= Required action =
The answer must consist of each line below that contains the word "description", copied in full.

= Given entries =
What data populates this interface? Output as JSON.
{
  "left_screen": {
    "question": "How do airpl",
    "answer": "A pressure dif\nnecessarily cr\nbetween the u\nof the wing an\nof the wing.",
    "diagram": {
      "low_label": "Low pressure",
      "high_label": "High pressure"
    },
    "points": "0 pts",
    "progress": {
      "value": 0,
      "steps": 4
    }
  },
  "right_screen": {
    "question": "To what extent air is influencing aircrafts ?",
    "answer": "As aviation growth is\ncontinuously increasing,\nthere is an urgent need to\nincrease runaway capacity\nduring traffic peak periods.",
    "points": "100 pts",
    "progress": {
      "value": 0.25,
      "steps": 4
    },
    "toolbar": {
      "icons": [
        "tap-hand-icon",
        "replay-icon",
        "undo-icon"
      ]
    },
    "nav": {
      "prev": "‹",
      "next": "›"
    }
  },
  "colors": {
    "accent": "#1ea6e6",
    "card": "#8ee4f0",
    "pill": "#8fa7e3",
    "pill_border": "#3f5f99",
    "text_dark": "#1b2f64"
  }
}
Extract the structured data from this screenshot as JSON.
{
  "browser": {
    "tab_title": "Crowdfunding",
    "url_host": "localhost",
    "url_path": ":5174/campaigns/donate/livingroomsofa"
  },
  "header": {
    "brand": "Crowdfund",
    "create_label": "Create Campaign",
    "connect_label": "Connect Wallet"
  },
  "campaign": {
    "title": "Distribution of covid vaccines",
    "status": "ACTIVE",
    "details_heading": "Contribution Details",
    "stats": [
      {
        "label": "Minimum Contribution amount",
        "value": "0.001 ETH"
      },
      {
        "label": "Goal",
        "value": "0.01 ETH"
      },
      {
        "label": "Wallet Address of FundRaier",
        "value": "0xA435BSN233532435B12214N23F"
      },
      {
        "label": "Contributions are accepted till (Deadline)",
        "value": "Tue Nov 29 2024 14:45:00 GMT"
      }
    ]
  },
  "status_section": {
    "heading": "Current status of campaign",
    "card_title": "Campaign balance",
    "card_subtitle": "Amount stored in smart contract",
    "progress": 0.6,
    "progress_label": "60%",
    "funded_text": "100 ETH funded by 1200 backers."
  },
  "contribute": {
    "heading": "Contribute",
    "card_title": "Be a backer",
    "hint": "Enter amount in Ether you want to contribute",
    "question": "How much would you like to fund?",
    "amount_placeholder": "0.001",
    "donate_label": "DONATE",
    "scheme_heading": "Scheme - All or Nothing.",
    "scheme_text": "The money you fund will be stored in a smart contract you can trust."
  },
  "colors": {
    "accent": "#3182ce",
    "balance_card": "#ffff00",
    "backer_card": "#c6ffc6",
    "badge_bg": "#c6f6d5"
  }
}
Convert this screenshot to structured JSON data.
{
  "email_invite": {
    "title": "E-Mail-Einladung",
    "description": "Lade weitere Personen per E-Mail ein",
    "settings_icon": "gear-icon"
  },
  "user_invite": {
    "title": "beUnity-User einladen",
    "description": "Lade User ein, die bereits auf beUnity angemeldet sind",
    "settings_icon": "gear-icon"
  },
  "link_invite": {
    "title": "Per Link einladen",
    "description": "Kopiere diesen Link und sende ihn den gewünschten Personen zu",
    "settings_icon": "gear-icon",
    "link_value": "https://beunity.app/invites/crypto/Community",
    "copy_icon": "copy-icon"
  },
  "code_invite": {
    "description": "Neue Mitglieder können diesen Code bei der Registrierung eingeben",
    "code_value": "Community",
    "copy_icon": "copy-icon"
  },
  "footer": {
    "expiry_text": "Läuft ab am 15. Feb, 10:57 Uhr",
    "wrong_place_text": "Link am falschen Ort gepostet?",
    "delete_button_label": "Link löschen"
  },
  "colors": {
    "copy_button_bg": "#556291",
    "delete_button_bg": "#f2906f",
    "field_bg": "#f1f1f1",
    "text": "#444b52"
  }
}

= Task response =
    "description": "Lade weitere Personen per E-Mail ein",
    "description": "Lade User ein, die bereits auf beUnity angemeldet sind",
    "description": "Kopiere diesen Link und sende ihn den gewünschten Personen zu",
    "description": "Neue Mitglieder können diesen Code bei der Registrierung eingeben",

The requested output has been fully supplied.